• EXERCISE REQUIREMENTS:
Extract the final stretch of the data: the line that contains "What's the underlying" and every line after it, unaltered, and no other lines.

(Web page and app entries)
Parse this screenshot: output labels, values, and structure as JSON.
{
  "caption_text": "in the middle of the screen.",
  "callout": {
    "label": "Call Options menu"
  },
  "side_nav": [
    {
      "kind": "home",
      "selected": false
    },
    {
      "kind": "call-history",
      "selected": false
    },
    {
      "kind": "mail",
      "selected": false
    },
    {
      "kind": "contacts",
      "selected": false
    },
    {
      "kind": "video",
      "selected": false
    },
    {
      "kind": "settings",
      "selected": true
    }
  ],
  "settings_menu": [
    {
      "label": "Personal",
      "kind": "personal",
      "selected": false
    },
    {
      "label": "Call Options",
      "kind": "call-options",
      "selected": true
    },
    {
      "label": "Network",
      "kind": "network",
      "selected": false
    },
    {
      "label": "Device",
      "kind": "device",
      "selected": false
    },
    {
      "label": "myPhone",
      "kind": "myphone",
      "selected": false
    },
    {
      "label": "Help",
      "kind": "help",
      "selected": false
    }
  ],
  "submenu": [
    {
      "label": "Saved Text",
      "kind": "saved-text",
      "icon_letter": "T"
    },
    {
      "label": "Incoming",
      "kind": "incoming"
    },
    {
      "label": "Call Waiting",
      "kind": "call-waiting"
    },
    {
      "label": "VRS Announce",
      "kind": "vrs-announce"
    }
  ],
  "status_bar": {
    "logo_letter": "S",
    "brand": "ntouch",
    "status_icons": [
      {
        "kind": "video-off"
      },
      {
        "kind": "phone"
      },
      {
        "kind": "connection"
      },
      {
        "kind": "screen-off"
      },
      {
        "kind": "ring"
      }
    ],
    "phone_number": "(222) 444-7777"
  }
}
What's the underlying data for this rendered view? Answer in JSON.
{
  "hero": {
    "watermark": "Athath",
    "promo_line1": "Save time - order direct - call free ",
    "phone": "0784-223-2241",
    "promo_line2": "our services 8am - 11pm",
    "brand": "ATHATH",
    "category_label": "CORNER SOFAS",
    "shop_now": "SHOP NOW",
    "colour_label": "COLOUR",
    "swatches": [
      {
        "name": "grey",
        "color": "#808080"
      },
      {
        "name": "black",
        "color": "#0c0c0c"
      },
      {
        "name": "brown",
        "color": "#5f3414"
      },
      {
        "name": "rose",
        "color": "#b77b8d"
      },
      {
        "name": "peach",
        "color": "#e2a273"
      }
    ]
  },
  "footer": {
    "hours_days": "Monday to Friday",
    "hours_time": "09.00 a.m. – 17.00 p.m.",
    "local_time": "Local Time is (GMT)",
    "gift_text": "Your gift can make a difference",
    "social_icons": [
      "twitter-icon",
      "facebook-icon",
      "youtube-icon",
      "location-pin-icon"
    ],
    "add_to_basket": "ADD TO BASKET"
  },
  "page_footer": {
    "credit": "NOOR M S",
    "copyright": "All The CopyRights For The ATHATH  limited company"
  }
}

• RESPONSE AREA:
What's the underlying data for this rendered view? Answer in JSON.
{
  "hero": {
    "watermark": "Athath",
    "promo_line1": "Save time - order direct - call free ",
    "phone": "0784-223-2241",
    "promo_line2": "our services 8am - 11pm",
    "brand": "ATHATH",
    "category_label": "CORNER SOFAS",
    "shop_now": "SHOP NOW",
    "colour_label": "COLOUR",
    "swatches": [
      {
        "name": "grey",
        "color": "#808080"
      },
      {
        "name": "black",
        "color": "#0c0c0c"
      },
      {
        "name": "brown",
        "color": "#5f3414"
      },
      {
        "name": "rose",
        "color": "#b77b8d"
      },
      {
        "name": "peach",
        "color": "#e2a273"
      }
    ]
  },
  "footer": {
    "hours_days": "Monday to Friday",
    "hours_time": "09.00 a.m. – 17.00 p.m.",
    "local_time": "Local Time is (GMT)",
    "gift_text": "Your gift can make a difference",
    "social_icons": [
      "twitter-icon",
      "facebook-icon",
      "youtube-icon",
      "location-pin-icon"
    ],
    "add_to_basket": "ADD TO BASKET"
  },
  "page_footer": {
    "credit": "NOOR M S",
    "copyright": "All The CopyRights For The ATHATH  limited company"
  }
}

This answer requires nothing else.